Editor's pick

The 15 Best Games Since 2000: The Complete List

Editor's pick

Skyrim Remastered: Bethesda's Impossible Task

But that's Elder Scrolls for you: a series that cares more about the illusion of freedom than the actual substance of it. Sure, you can get married to a werewolf and join the Assassin's Guild; but when it comes time to make a real difference in the world, Skyrim flinches. Its determination to tell a particular story inevitably comes at the expense of the illusion of agency, railroading players into a choice that they don't want to make. This is Fallout 4's problem as well, by the way.

Bethesda RPGs of late.

For those who are more systems oriented, Skyrim is equally disappointing. You're overpowered almost from the start, able to easily jump between multiple skill trees while wielding magic and powerful attack abilities. There's little strategy to Skyrim's combat, which typically entails crouching in the shadows and sniping enemies from afar, then spamming the Dragonborn's Shout powers when they get too close.

Where Skyrim excels is in being, well, big. It features a memorable world with a ton of quests to complete. It has some really memorable setpieces, and it lets you do things like become a vampire. The Assassin's Guild and Mage's College quests in particular are a delight. For that reason, I've typically been one of Skyrim's foremost defenders on the USgamer staff.

But best RPG of all time? Oh no. Oh definitely not.

There are just too many superior experiences out there to call an RPG largely propped up by its modding community the best of all time. If you want a superior story, there's Planescape Torment and Persona 4. If you want great systems, you can play Divinity: Original Sin. And if you want an RPG with a memorable open world, then for god's sake, play The Witcher 3.

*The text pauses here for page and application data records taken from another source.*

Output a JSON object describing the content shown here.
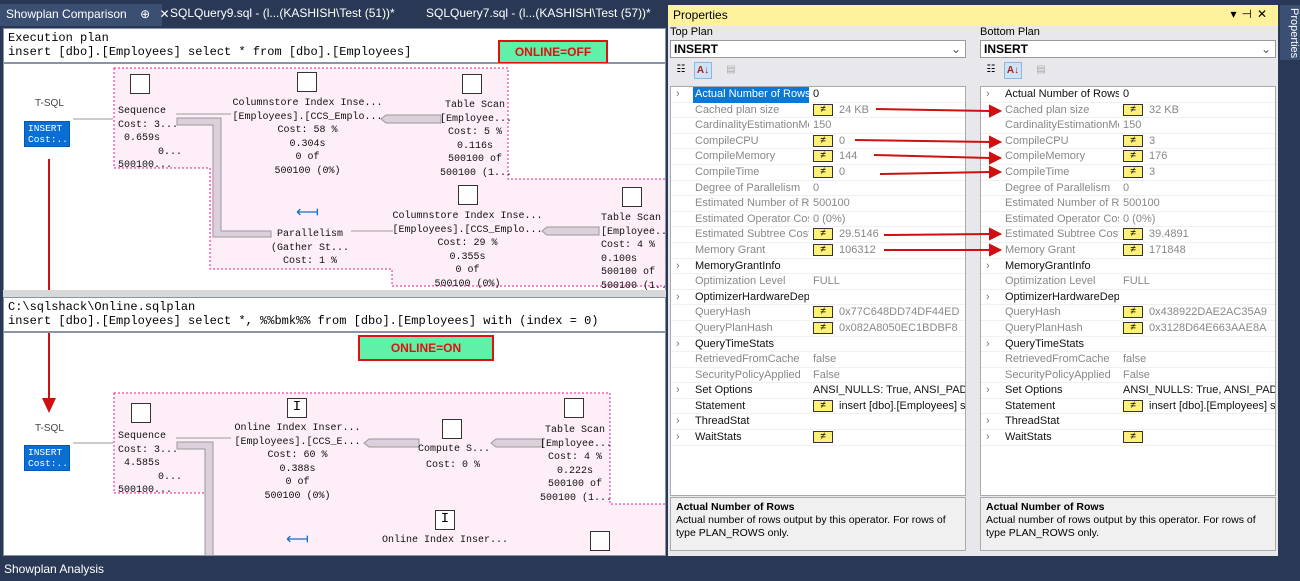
{
  "tabs": [
    {
      "label": "Showplan Comparison",
      "active": true
    },
    {
      "label": "SQLQuery9.sql - (l...(KASHISH\\Test (51))*"
    },
    {
      "label": "SQLQuery7.sql - (l...(KASHISH\\Test (57))*"
    }
  ],
  "tab_icons": {
    "pin": "⊕",
    "close": "✕"
  },
  "top_plan": {
    "header_line1": "Execution plan",
    "header_line2": "insert [dbo].[Employees] select * from [dbo].[Employees]",
    "badge": "ONLINE=OFF",
    "tsql": "T-SQL",
    "insert": [
      "INSERT",
      "Cost:..."
    ],
    "nodes": {
      "sequence": [
        "Sequence",
        "Cost: 3...",
        "0.659s",
        "0...",
        "500100..."
      ],
      "cs_insert": [
        "Columnstore Index Inse...",
        "[Employees].[CCS_Emplo...",
        "Cost: 58 %",
        "0.304s",
        "0 of",
        "500100 (0%)"
      ],
      "table_scan": [
        "Table Scan",
        "[Employee...",
        "Cost: 5 %",
        "0.116s",
        "500100 of",
        "500100 (1..."
      ],
      "parallelism": [
        "Parallelism",
        "(Gather St...",
        "Cost: 1 %"
      ],
      "cs_insert2": [
        "Columnstore Index Inse...",
        "[Employees].[CCS_Emplo...",
        "Cost: 29 %",
        "0.355s",
        "0 of",
        "500100 (0%)"
      ],
      "table_scan2": [
        "Table Scan",
        "[Employee...",
        "Cost: 4 %",
        "0.100s",
        "500100 of",
        "500100 (1..."
      ]
    }
  },
  "bottom_plan": {
    "header_line1": "C:\\sqlshack\\Online.sqlplan",
    "header_line2": "insert [dbo].[Employees] select *, %%bmk%% from [dbo].[Employees] with (index = 0)",
    "badge": "ONLINE=ON",
    "tsql": "T-SQL",
    "insert": [
      "INSERT",
      "Cost:..."
    ],
    "nodes": {
      "sequence": [
        "Sequence",
        "Cost: 3...",
        "4.585s",
        "0...",
        "500100..."
      ],
      "online_insert": [
        "Online Index Inser...",
        "[Employees].[CCS_E...",
        "Cost: 60 %",
        "0.388s",
        "0 of",
        "500100 (0%)"
      ],
      "compute": [
        "Compute S...",
        "Cost: 0 %"
      ],
      "table_scan": [
        "Table Scan",
        "[Employee...",
        "Cost: 4 %",
        "0.222s",
        "500100 of",
        "500100 (1..."
      ],
      "online_insert2": [
        "Online Index Inser..."
      ]
    }
  },
  "properties": {
    "title": "Properties",
    "title_buttons": [
      "▾",
      "⊣",
      "✕"
    ],
    "side_tab": "Properties",
    "columns": [
      {
        "label": "Top Plan",
        "selected": "INSERT",
        "rows": [
          [
            "Actual Number of Rows",
            "0",
            false,
            true
          ],
          [
            "Cached plan size",
            "24 KB",
            true,
            false
          ],
          [
            "CardinalityEstimationModel",
            "150",
            false,
            false
          ],
          [
            "CompileCPU",
            "0",
            true,
            false
          ],
          [
            "CompileMemory",
            "144",
            true,
            false
          ],
          [
            "CompileTime",
            "0",
            true,
            false
          ],
          [
            "Degree of Parallelism",
            "0",
            false,
            false
          ],
          [
            "Estimated Number of Rows",
            "500100",
            false,
            false
          ],
          [
            "Estimated Operator Cost",
            "0 (0%)",
            false,
            false
          ],
          [
            "Estimated Subtree Cost",
            "29.5146",
            true,
            false
          ],
          [
            "Memory Grant",
            "106312",
            true,
            false
          ],
          [
            "MemoryGrantInfo",
            "",
            false,
            true
          ],
          [
            "Optimization Level",
            "FULL",
            false,
            false
          ],
          [
            "OptimizerHardwareDependentProperties",
            "",
            false,
            true
          ],
          [
            "QueryHash",
            "0x77C648DD74DF44ED",
            true,
            false
          ],
          [
            "QueryPlanHash",
            "0x082A8050EC1BDBF8",
            true,
            false
          ],
          [
            "QueryTimeStats",
            "",
            false,
            true
          ],
          [
            "RetrievedFromCache",
            "false",
            false,
            false
          ],
          [
            "SecurityPolicyApplied",
            "False",
            false,
            false
          ],
          [
            "Set Options",
            "ANSI_NULLS: True, ANSI_PADDING",
            false,
            true
          ],
          [
            "Statement",
            "insert [dbo].[Employees] select",
            true,
            "nonexp"
          ],
          [
            "ThreadStat",
            "",
            false,
            true
          ],
          [
            "WaitStats",
            "",
            true,
            true
          ]
        ],
        "desc_title": "Actual Number of Rows",
        "desc_text": "Actual number of rows output by this operator. For rows of type PLAN_ROWS only."
      },
      {
        "label": "Bottom Plan",
        "selected": "INSERT",
        "rows": [
          [
            "Actual Number of Rows",
            "0",
            false,
            true
          ],
          [
            "Cached plan size",
            "32 KB",
            true,
            false
          ],
          [
            "CardinalityEstimationModel",
            "150",
            false,
            false
          ],
          [
            "CompileCPU",
            "3",
            true,
            false
          ],
          [
            "CompileMemory",
            "176",
            true,
            false
          ],
          [
            "CompileTime",
            "3",
            true,
            false
          ],
          [
            "Degree of Parallelism",
            "0",
            false,
            false
          ],
          [
            "Estimated Number of Rows",
            "500100",
            false,
            false
          ],
          [
            "Estimated Operator Cost",
            "0 (0%)",
            false,
            false
          ],
          [
            "Estimated Subtree Cost",
            "39.4891",
            true,
            false
          ],
          [
            "Memory Grant",
            "171848",
            true,
            false
          ],
          [
            "MemoryGrantInfo",
            "",
            false,
            true
          ],
          [
            "Optimization Level",
            "FULL",
            false,
            false
          ],
          [
            "OptimizerHardwareDependentProperties",
            "",
            false,
            true
          ],
          [
            "QueryHash",
            "0x438922DAE2AC35A9",
            true,
            false
          ],
          [
            "QueryPlanHash",
            "0x3128D64E663AAE8A",
            true,
            false
          ],
          [
            "QueryTimeStats",
            "",
            false,
            true
          ],
          [
            "RetrievedFromCache",
            "false",
            false,
            false
          ],
          [
            "SecurityPolicyApplied",
            "False",
            false,
            false
          ],
          [
            "Set Options",
            "ANSI_NULLS: True, ANSI_PADDING",
            false,
            true
          ],
          [
            "Statement",
            "insert [dbo].[Employees] select",
            true,
            "nonexp"
          ],
          [
            "ThreadStat",
            "",
            false,
            true
          ],
          [
            "WaitStats",
            "",
            true,
            true
          ]
        ],
        "desc_title": "Actual Number of Rows",
        "desc_text": "Actual number of rows output by this operator. For rows of type PLAN_ROWS only."
      }
    ]
  },
  "status": "Showplan Analysis",
  "colors": {
    "background": "#293955",
    "accent": "#0a78d7",
    "diff": "#fff07a",
    "annotation": "#e01010",
    "badge": "#5ef2a9"
  }
}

Skyrim will certainly live on as one of the most popular games of all time; but as an RPG fan, I'm loathe to overstate its relative merits. It's relatively successful in its (extremely ambitious) goals, but despite its ongoing popularity, it's too flawed to seriously call the best RPG of all time. And that's all I've got to say about that.

Love roleplaying games? Check out our weekly RPG podcast Axe of the Blood God, which updates every Friday! Subscribe to us on iTunes or listen to us on Soundcloud! We've also got a detailed look at the best Skyrim mods for Xbox One, PS4, and PC.

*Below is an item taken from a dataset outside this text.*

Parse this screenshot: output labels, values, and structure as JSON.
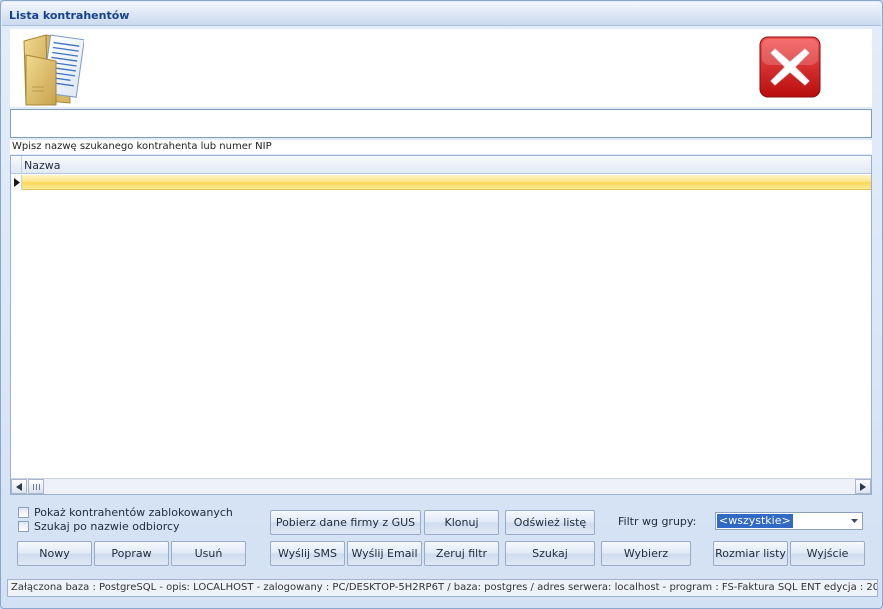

Sometimes we include links to online retail stores. If you click on one and make a purchase we may receive a small commission. See our terms & conditions.

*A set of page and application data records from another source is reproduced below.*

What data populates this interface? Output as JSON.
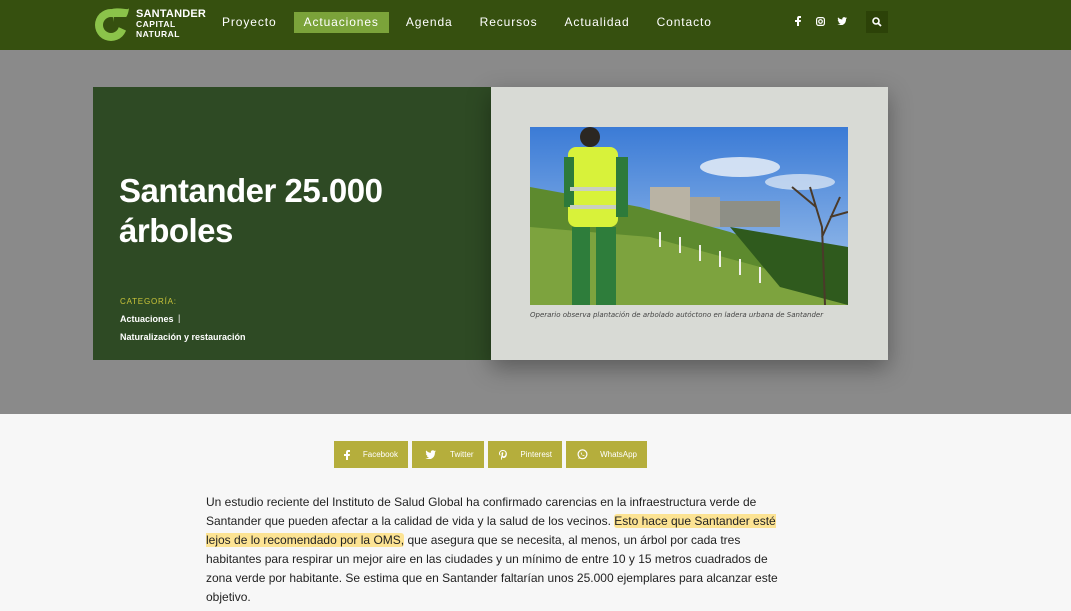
{
  "brand": {
    "line1": "SANTANDER",
    "line2": "CAPITAL",
    "line3": "NATURAL"
  },
  "nav": {
    "items": [
      {
        "label": "Proyecto",
        "active": false
      },
      {
        "label": "Actuaciones",
        "active": true
      },
      {
        "label": "Agenda",
        "active": false
      },
      {
        "label": "Recursos",
        "active": false
      },
      {
        "label": "Actualidad",
        "active": false
      },
      {
        "label": "Contacto",
        "active": false
      }
    ],
    "social_icons": [
      "facebook-icon",
      "instagram-icon",
      "twitter-icon"
    ],
    "search_icon": "search-icon"
  },
  "hero": {
    "title": "Santander 25.000 árboles",
    "category_label": "CATEGORÍA:",
    "categories": [
      "Actuaciones",
      "Naturalización y restauración"
    ],
    "category_separator": "|",
    "caption": "Operario observa plantación de arbolado autóctono en ladera urbana de Santander"
  },
  "share": {
    "buttons": [
      {
        "label": "Facebook",
        "icon": "facebook-icon"
      },
      {
        "label": "Twitter",
        "icon": "twitter-icon"
      },
      {
        "label": "Pinterest",
        "icon": "pinterest-icon"
      },
      {
        "label": "WhatsApp",
        "icon": "whatsapp-icon"
      }
    ]
  },
  "article": {
    "part1": "Un estudio reciente del Instituto de Salud Global ha confirmado carencias en la infraestructura verde de Santander que pueden afectar a la calidad de vida y la salud de los vecinos. ",
    "highlight": "Esto hace que Santander esté lejos de lo recomendado por la OMS,",
    "part2": " que asegura que se necesita, al menos, un árbol por cada tres habitantes para respirar un mejor aire en las ciudades y un mínimo de entre 10 y 15 metros cuadrados de zona verde por habitante. Se estima que en Santander faltarían unos 25.000 ejemplares para alcanzar este objetivo."
  },
  "colors": {
    "nav_bg": "#36500f",
    "nav_active": "#7ba33a",
    "hero_panel": "#2e4a24",
    "share_btn": "#b5ae3c",
    "category_label": "#c9c33a"
  }
}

Kat Bailey

Editor in Chief

Kat Bailey is a former freelance writer and contributor to publications including 1UP, IGN, GameSpot, GamesRadar, and EGM. Her fondest memories as a journalist are at GamePro, where she hosted RolePlayer's Realm and had legal access to the term "Protip." She is USgamer's resident mecha enthusiast, Pokemon Master, and Minnesota Vikings nut (skol).

Related articles

Kat, Mat, and Eric's Top 10 Games of 2020

Our favorites of the year, from those who remain.

USG's Top 20 Games of 2020

From thirsty gods to avaricious raccoons, these were our favorite games in 2020.

Cyberpunk 2077 Review: Death by a Thousand Cyber-Cuts

Even if you get beyond the bugs, it's just not worth it.

Need help?

Witcher 3: How to Start the Blood and Wine DLC and Meet Its Level Requirements

We explain how to get to Toussaint and what level you should be when you do.

Witcher 3: All the Correct Play Lines in "The Play's the Thing" Quest

We explain how to perform the Doppler's play with Priscilla, as well as whether to choose tragedy or comedy.

Pokemon Sword and Shield Mystery Gift Codes List (January 2020)

You can get free gifts in Pokemon Sword and Shield by entering certain Mystery Gift Codes. Here’s a full list of all the active codes available right now.

The Outer Worlds Shrink Ray - How to Get the Unique Shrink Ray Science Weapon

This is where you can get the Shrink Ray science weapon in The Outer Worlds, one of the unique weapons in the game.